*** DATA SUPPLIED Section Begins ***
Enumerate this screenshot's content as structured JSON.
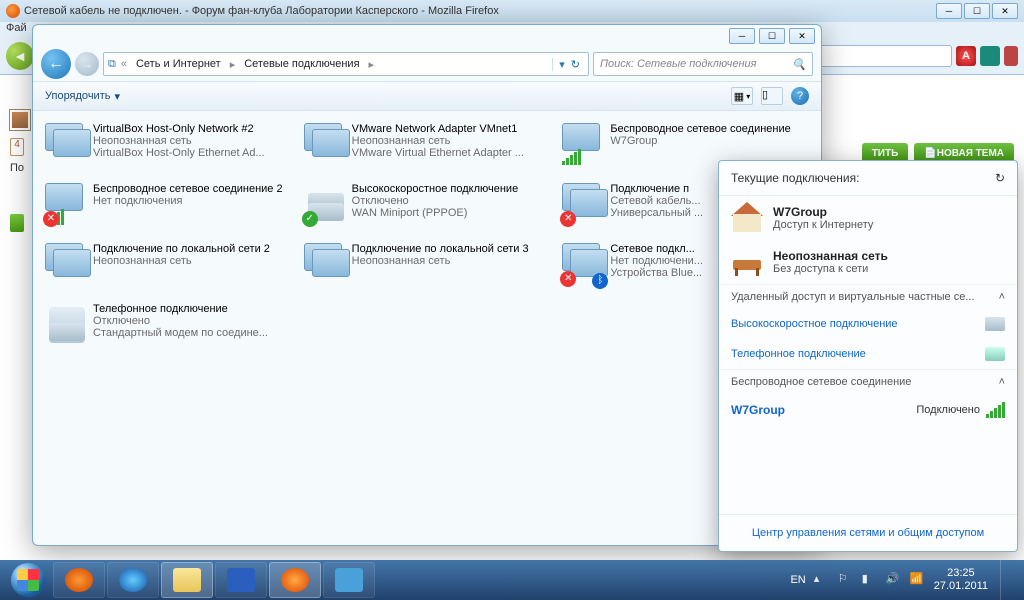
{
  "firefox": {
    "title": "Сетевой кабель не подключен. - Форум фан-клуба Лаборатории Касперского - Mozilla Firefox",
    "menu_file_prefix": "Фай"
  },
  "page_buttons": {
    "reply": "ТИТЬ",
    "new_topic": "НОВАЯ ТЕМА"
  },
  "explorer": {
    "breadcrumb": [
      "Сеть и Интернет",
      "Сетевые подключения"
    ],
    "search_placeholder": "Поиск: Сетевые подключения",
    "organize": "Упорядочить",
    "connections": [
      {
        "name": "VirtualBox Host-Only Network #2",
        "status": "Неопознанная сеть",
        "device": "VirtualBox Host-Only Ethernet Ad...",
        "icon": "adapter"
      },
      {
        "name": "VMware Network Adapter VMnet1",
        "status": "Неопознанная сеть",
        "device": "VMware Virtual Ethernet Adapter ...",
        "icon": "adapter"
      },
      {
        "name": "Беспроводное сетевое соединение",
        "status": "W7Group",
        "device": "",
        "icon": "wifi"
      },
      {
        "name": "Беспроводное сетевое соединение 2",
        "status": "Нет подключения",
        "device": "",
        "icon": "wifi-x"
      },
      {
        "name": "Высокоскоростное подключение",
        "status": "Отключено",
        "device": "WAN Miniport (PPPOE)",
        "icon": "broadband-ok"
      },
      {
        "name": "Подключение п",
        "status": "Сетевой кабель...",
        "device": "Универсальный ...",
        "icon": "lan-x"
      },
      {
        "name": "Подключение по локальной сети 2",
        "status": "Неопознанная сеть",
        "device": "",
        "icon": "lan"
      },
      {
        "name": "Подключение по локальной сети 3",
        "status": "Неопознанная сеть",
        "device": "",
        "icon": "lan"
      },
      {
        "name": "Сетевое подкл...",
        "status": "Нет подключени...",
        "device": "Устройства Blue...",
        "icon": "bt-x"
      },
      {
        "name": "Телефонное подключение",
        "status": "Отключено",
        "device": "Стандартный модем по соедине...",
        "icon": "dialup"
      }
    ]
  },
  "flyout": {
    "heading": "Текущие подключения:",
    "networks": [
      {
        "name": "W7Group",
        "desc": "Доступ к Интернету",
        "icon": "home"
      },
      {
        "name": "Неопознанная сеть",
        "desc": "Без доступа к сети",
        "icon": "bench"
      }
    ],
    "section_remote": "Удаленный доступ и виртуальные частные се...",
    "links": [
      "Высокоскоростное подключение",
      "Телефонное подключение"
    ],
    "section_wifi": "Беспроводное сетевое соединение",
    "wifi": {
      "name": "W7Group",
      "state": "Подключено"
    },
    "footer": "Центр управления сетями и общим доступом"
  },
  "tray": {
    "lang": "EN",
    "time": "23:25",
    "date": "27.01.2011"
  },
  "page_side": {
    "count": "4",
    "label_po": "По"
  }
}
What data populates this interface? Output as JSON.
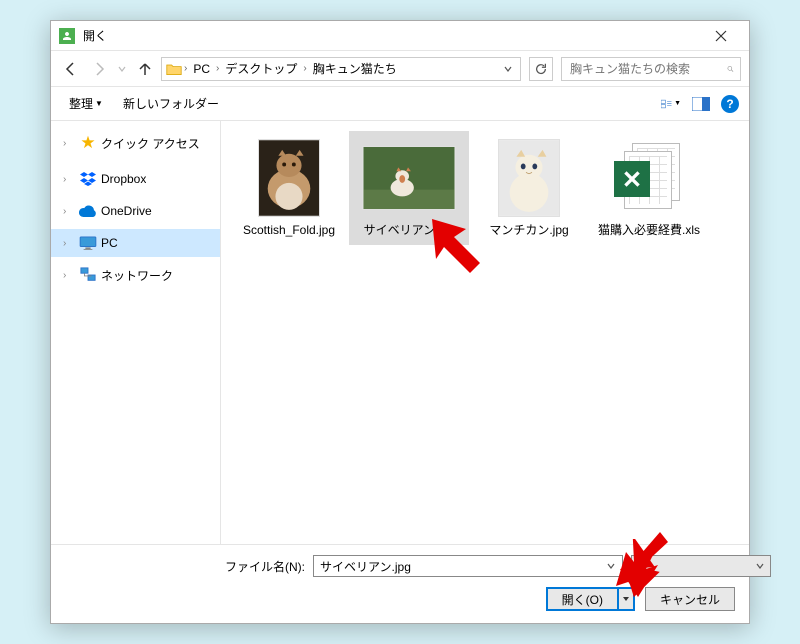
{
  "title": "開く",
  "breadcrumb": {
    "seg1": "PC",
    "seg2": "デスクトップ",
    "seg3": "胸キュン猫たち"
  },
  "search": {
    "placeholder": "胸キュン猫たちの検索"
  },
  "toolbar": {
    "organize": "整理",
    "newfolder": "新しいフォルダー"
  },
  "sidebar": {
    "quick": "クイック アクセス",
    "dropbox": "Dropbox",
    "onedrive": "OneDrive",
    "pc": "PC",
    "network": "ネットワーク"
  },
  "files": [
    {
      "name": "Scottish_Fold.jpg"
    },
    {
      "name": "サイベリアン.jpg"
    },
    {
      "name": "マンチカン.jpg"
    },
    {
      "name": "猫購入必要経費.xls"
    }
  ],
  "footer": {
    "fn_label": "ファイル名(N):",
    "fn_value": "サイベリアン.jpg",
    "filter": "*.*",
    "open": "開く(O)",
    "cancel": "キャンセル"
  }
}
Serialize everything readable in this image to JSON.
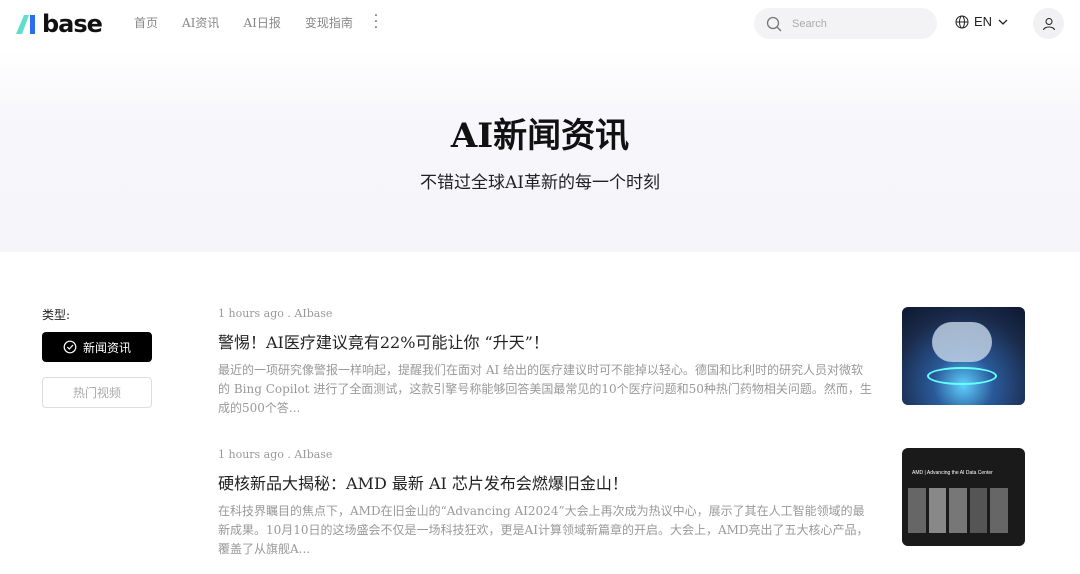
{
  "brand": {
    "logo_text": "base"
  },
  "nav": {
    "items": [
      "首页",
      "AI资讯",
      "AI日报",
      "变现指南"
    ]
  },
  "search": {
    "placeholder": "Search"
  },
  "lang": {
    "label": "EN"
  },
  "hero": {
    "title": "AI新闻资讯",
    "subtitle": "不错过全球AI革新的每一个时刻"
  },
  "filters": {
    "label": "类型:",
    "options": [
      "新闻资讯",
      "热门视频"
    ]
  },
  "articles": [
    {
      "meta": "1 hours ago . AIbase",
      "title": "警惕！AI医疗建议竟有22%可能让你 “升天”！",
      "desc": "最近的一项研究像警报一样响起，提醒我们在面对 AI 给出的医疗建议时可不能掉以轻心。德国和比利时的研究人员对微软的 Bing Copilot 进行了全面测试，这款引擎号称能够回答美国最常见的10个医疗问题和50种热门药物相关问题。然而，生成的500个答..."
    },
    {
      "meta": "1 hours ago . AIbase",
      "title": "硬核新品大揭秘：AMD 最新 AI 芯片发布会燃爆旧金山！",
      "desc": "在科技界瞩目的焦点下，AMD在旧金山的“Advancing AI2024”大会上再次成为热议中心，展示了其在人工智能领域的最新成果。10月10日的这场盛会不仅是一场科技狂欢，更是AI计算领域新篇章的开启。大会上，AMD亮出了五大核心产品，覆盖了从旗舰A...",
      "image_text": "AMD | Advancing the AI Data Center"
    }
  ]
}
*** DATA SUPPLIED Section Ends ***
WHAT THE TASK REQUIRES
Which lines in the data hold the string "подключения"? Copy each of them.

ANSWER TO THIS EXERCISE
      "Сетевые подключения"
    "search_placeholder": "Поиск: Сетевые подключения",
        "status": "Нет подключения",
    "heading": "Текущие подключения:",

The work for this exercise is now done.